“Rachel? What the hell are you doing?” My mother stood in the doorway, staring at me.
“Mom!” My heart slammed into my ribcage as fear and relief mingled with anger. “Jesus! You didn’t shut the door behind you again.”
“Oh.” She screwed up her face. “Sorry.”
 My hands shaking, I went to put the knife away. “There have been two break-ins this week Mom, not that far from here. You have to be more careful.”
She frowned. “You’re being paranoid.”
I inhaled deeply and turned my back to her as I flipped on the light in the kitchen and opened the fridge. A ketchup and a mustard bottle sat forlornly on the middle shelf, huddling together for comfort in the empty fridge.
“What’s for dinner?”
She shrugged. “We could order in, I guess,” she said looking over her shoulder towards her now open bedroom door as if she were being pulled towards it. I could hear the television.
I leaned against the counter, trying to not let my irritation with her show. “What should we order? You need to eat something healthy, Mom.”  
She pulled her purse out from under the table, took her credit card out and handed it to me. “You go ahead and order something for yourself. I’m not hungry right now.”
Wrapping her hair up on top of her head with an elastic, she walked back towards her bedroom and shut the door.
I watched her go and with a sigh, grabbed a spoon and the peanut butter jar from the cupboard and stalked off to my bedroom. Shutting my own bedroom door, I slid down with back against it, wondering how one day could have gone so horribly wrong. And how I could feel so lonely, even with someone in the next room.
“Enough,” I said. “I give up.” I wasn’t sure who I was talking to. Putting the peanut butter aside, I grabbed my phone and dialled the number I now knew by heart.

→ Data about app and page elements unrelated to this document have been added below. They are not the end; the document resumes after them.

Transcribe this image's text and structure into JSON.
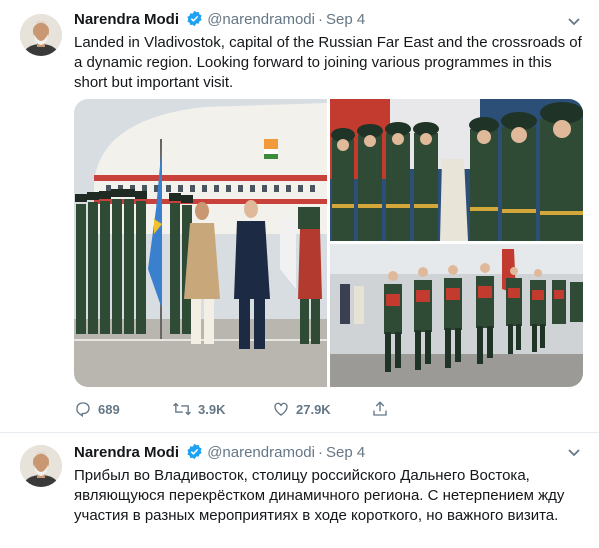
{
  "tweets": [
    {
      "author": "Narendra Modi",
      "handle": "@narendramodi",
      "separator": "·",
      "date": "Sep 4",
      "text": "Landed in Vladivostok, capital of the Russian Far East and the crossroads of a dynamic region. Looking forward to joining various programmes in this short but important visit.",
      "actions": {
        "replies": "689",
        "retweets": "3.9K",
        "likes": "27.9K"
      },
      "photos": [
        {
          "icon": "photo-airport-guard-of-honour"
        },
        {
          "icon": "photo-soldiers-close-up"
        },
        {
          "icon": "photo-soldiers-marching"
        }
      ]
    },
    {
      "author": "Narendra Modi",
      "handle": "@narendramodi",
      "separator": "·",
      "date": "Sep 4",
      "text": "Прибыл во Владивосток, столицу российского Дальнего Востока, являющуюся перекрёстком динамичного региона. С нетерпением жду участия в разных мероприятиях в ходе короткого, но важного визита."
    }
  ],
  "colors": {
    "text": "#14171a",
    "secondary": "#657786",
    "verified": "#1da1f2",
    "divider": "#e6ecf0",
    "guard_uniform": "#2f4a35",
    "guard_red": "#c0392b"
  }
}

I listened to the beep and the silence after it, forcing myself to speak like other people might force themselves to jump off the high dive. “Um, hi. My name is Rachel. I’d like to make an appointment.” I hung up quickly after leaving my number, afraid that I would somehow take it back.